  • Mapping the geographical location of detritus relative to the position of licensed stores within neighbourhoods did reveal that some clusters of this alcohol-related physical incivility were focused around some shops, however other clusters were not. This supports previous research indicating that outdoor drinkers tend to consume their products away from their point-of-sale. This rule could of course equally apply to outlets other than the 13 licensed convenience stores observed in this research, including the two nearby superstores (whose own brand alcohol detritus and supermarket trolleys were observed throughout the Study Area).

Implications

Though very much a pilot study, this research has highlighted a number of issues relating to community safety and the sale of off-trade alcohol in residential neighbourhoods, each of which require further research:

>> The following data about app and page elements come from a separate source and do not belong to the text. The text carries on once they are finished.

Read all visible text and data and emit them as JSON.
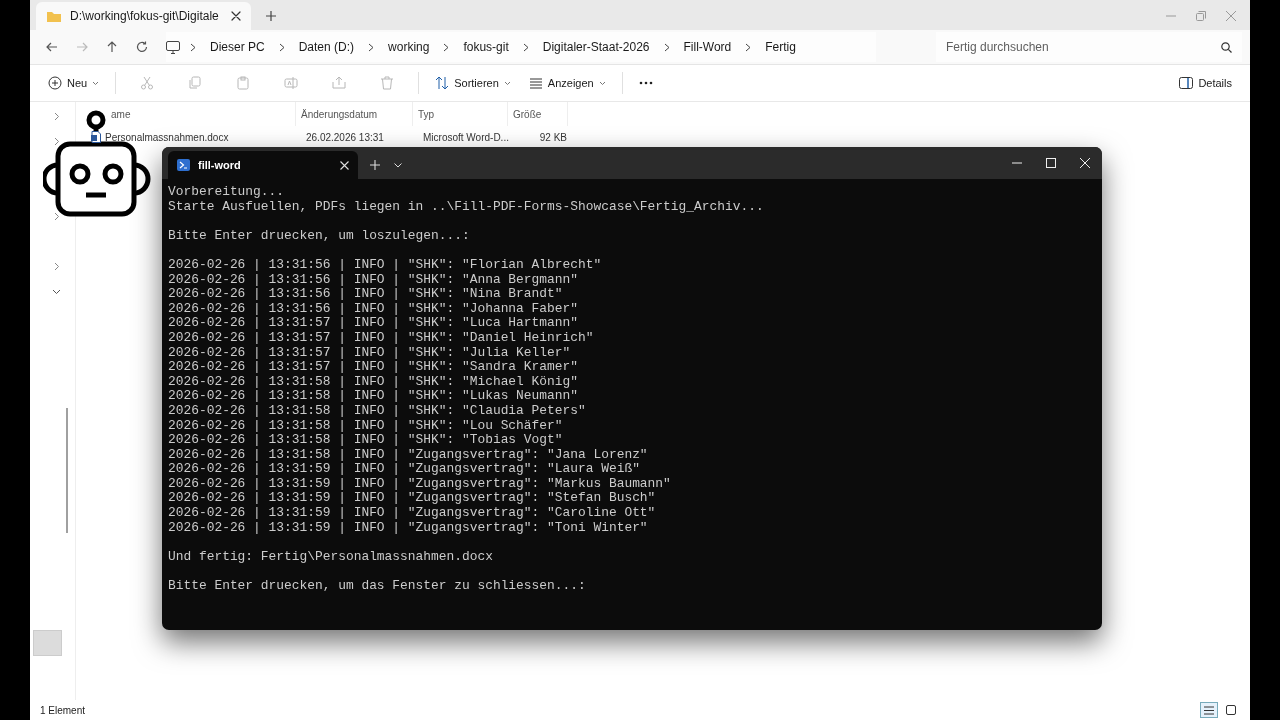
{
  "explorer": {
    "tab": {
      "title": "D:\\working\\fokus-git\\Digitale",
      "selected": true
    },
    "breadcrumb": [
      "Dieser PC",
      "Daten (D:)",
      "working",
      "fokus-git",
      "Digitaler-Staat-2026",
      "Fill-Word",
      "Fertig"
    ],
    "search": {
      "placeholder": "Fertig durchsuchen"
    },
    "toolbar": [
      {
        "kind": "new",
        "label": "Neu",
        "disabled": false
      },
      {
        "kind": "cut",
        "disabled": true
      },
      {
        "kind": "copy",
        "disabled": true
      },
      {
        "kind": "paste",
        "disabled": true
      },
      {
        "kind": "rename",
        "disabled": true
      },
      {
        "kind": "share",
        "disabled": true
      },
      {
        "kind": "delete",
        "disabled": true
      },
      {
        "kind": "sort",
        "label": "Sortieren",
        "disabled": false
      },
      {
        "kind": "view",
        "label": "Anzeigen",
        "disabled": false
      },
      {
        "kind": "more",
        "disabled": false
      }
    ],
    "details_button": "Details",
    "nav_rows": [
      {
        "kind": "toggle",
        "expanded": false
      },
      {
        "kind": "toggle",
        "expanded": false
      },
      {
        "kind": "empty"
      },
      {
        "kind": "empty"
      },
      {
        "kind": "toggle",
        "expanded": false
      },
      {
        "kind": "empty"
      },
      {
        "kind": "toggle",
        "expanded": false
      },
      {
        "kind": "toggle",
        "expanded": true
      }
    ],
    "columns": [
      "ame",
      "Änderungsdatum",
      "Typ",
      "Größe"
    ],
    "rows": [
      {
        "name": "Personalmassnahmen.docx",
        "date": "26.02.2026 13:31",
        "type": "Microsoft Word-D...",
        "size": "92 KB"
      }
    ],
    "status_bar": "1 Element",
    "view_modes": [
      {
        "kind": "details",
        "selected": true
      },
      {
        "kind": "tiles",
        "selected": false
      }
    ]
  },
  "terminal": {
    "tab_title": "fill-word",
    "blocks": [
      [
        "Vorbereitung...",
        "Starte Ausfuellen, PDFs liegen in ..\\Fill-PDF-Forms-Showcase\\Fertig_Archiv..."
      ],
      [
        "Bitte Enter druecken, um loszulegen...:"
      ],
      [
        "2026-02-26 | 13:31:56 | INFO | \"SHK\": \"Florian Albrecht\"",
        "2026-02-26 | 13:31:56 | INFO | \"SHK\": \"Anna Bergmann\"",
        "2026-02-26 | 13:31:56 | INFO | \"SHK\": \"Nina Brandt\"",
        "2026-02-26 | 13:31:56 | INFO | \"SHK\": \"Johanna Faber\"",
        "2026-02-26 | 13:31:57 | INFO | \"SHK\": \"Luca Hartmann\"",
        "2026-02-26 | 13:31:57 | INFO | \"SHK\": \"Daniel Heinrich\"",
        "2026-02-26 | 13:31:57 | INFO | \"SHK\": \"Julia Keller\"",
        "2026-02-26 | 13:31:57 | INFO | \"SHK\": \"Sandra Kramer\"",
        "2026-02-26 | 13:31:58 | INFO | \"SHK\": \"Michael König\"",
        "2026-02-26 | 13:31:58 | INFO | \"SHK\": \"Lukas Neumann\"",
        "2026-02-26 | 13:31:58 | INFO | \"SHK\": \"Claudia Peters\"",
        "2026-02-26 | 13:31:58 | INFO | \"SHK\": \"Lou Schäfer\"",
        "2026-02-26 | 13:31:58 | INFO | \"SHK\": \"Tobias Vogt\"",
        "2026-02-26 | 13:31:58 | INFO | \"Zugangsvertrag\": \"Jana Lorenz\"",
        "2026-02-26 | 13:31:59 | INFO | \"Zugangsvertrag\": \"Laura Weiß\"",
        "2026-02-26 | 13:31:59 | INFO | \"Zugangsvertrag\": \"Markus Baumann\"",
        "2026-02-26 | 13:31:59 | INFO | \"Zugangsvertrag\": \"Stefan Busch\"",
        "2026-02-26 | 13:31:59 | INFO | \"Zugangsvertrag\": \"Caroline Ott\"",
        "2026-02-26 | 13:31:59 | INFO | \"Zugangsvertrag\": \"Toni Winter\""
      ],
      [
        "Und fertig: Fertig\\Personalmassnahmen.docx"
      ],
      [
        "Bitte Enter druecken, um das Fenster zu schliessen...:"
      ]
    ]
  }
}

  • The sheer scale of brand identifiable alcohol-related detritus in residential neighbourhoods would seem to represent a form of free, viral, advertising, and one which is particularly easily noticed by children.
  • Alcohol-related broken glass is clearly a neglected environmental health concern (in comparison to say drug litter). Measures to combat this might include products shown to be prevalent amongst street detritus being manufactured in plastic containers (e.g. Buckfast tonic wine).
  • Concepts such as ‘the polluter pays’ may be impossible to enforce upon off-sales premises as consumers drink away from point-of-purchase(s).
  • Polices aimed at preventing under-18’s from purchasing alcohol from off-sales, such as national ID cards or test purchasing, may only encourage increased use of adult agents by vulnerable young people.
  • Moves to impose restrictions on offers at off-sales premises (currently proposed in Scotland) need to be carefully considered, as these may have less impact upon the major supermarkets than on local shops, which although they may be particularly sensitive to such measures, provide many other functions for the less advantaged in the community.
  • Individuals who work in community off-sales premises would appear to be at elevated risk of being victims of crime, in comparison to say their counterparts working in similar unlicensed local convenience stores or in one of the major supermarkets’ (licensed) superstores.
  • Although the scale of alcohol-related physical incivility in residential neighbourhoods appears to be large it would be simplistic to relate this to the mere presence or absence of a licensed convince store locally. Deprivation would seem to be a better predictor of this problem than local (over) provision.

Research Team

Dr Alasdair Forsyth, Neil Davidson and Jemma Lennox while at the Glasgow Centre for the Study of Violence in Glasgow Caledonian University, Neil is currently at the Scottish Institute for Policing Research in the University of Dundee.

Downloads

This Alcohol Insight
The Final Report